■ **TASK ITEM**:
All lines of the material must be output verbatim.

■ **RECORDS FOR THE EXERCISE**:
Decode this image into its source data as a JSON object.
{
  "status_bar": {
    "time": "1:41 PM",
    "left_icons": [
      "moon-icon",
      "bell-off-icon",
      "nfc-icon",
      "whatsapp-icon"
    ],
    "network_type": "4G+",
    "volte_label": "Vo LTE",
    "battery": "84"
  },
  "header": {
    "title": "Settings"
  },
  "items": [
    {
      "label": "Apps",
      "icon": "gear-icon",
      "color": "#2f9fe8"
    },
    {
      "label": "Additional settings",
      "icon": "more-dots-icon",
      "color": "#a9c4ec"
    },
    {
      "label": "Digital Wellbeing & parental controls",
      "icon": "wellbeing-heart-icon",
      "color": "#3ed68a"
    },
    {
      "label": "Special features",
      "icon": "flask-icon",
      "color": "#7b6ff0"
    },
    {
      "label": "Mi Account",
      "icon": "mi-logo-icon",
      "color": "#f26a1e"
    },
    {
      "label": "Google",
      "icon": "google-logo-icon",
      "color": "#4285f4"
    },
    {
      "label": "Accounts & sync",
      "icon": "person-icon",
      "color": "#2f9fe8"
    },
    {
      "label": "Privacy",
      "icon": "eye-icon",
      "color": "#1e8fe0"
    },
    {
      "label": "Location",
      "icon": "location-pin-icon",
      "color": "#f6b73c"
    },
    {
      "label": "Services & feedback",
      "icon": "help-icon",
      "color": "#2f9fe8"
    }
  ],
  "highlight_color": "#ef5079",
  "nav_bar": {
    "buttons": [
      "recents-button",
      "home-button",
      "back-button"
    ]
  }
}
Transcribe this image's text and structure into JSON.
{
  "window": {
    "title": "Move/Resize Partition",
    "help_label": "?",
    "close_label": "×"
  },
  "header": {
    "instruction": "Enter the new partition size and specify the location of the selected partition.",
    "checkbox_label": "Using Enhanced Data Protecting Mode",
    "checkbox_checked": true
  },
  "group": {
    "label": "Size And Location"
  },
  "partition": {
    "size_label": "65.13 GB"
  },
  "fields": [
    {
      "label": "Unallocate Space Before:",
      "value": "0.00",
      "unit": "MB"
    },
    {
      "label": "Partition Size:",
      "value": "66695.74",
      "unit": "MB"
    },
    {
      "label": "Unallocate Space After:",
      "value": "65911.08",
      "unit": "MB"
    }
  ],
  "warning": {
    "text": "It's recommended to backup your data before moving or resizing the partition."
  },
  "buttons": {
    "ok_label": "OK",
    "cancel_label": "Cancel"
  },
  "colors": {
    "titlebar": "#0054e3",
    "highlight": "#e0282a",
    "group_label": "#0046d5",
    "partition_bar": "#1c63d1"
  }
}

■ **TASK RESPONSE**:
Decode this image into its source data as a JSON object.
{
  "status_bar": {
    "time": "1:41 PM",
    "left_icons": [
      "moon-icon",
      "bell-off-icon",
      "nfc-icon",
      "whatsapp-icon"
    ],
    "network_type": "4G+",
    "volte_label": "Vo LTE",
    "battery": "84"
  },
  "header": {
    "title": "Settings"
  },
  "items": [
    {
      "label": "Apps",
      "icon": "gear-icon",
      "color": "#2f9fe8"
    },
    {
      "label": "Additional settings",
      "icon": "more-dots-icon",
      "color": "#a9c4ec"
    },
    {
      "label": "Digital Wellbeing & parental controls",
      "icon": "wellbeing-heart-icon",
      "color": "#3ed68a"
    },
    {
      "label": "Special features",
      "icon": "flask-icon",
      "color": "#7b6ff0"
    },
    {
      "label": "Mi Account",
      "icon": "mi-logo-icon",
      "color": "#f26a1e"
    },
    {
      "label": "Google",
      "icon": "google-logo-icon",
      "color": "#4285f4"
    },
    {
      "label": "Accounts & sync",
      "icon": "person-icon",
      "color": "#2f9fe8"
    },
    {
      "label": "Privacy",
      "icon": "eye-icon",
      "color": "#1e8fe0"
    },
    {
      "label": "Location",
      "icon": "location-pin-icon",
      "color": "#f6b73c"
    },
    {
      "label": "Services & feedback",
      "icon": "help-icon",
      "color": "#2f9fe8"
    }
  ],
  "highlight_color": "#ef5079",
  "nav_bar": {
    "buttons": [
      "recents-button",
      "home-button",
      "back-button"
    ]
  }
}
Transcribe this image's text and structure into JSON.
{
  "window": {
    "title": "Move/Resize Partition",
    "help_label": "?",
    "close_label": "×"
  },
  "header": {
    "instruction": "Enter the new partition size and specify the location of the selected partition.",
    "checkbox_label": "Using Enhanced Data Protecting Mode",
    "checkbox_checked": true
  },
  "group": {
    "label": "Size And Location"
  },
  "partition": {
    "size_label": "65.13 GB"
  },
  "fields": [
    {
      "label": "Unallocate Space Before:",
      "value": "0.00",
      "unit": "MB"
    },
    {
      "label": "Partition Size:",
      "value": "66695.74",
      "unit": "MB"
    },
    {
      "label": "Unallocate Space After:",
      "value": "65911.08",
      "unit": "MB"
    }
  ],
  "warning": {
    "text": "It's recommended to backup your data before moving or resizing the partition."
  },
  "buttons": {
    "ok_label": "OK",
    "cancel_label": "Cancel"
  },
  "colors": {
    "titlebar": "#0054e3",
    "highlight": "#e0282a",
    "group_label": "#0046d5",
    "partition_bar": "#1c63d1"
  }
}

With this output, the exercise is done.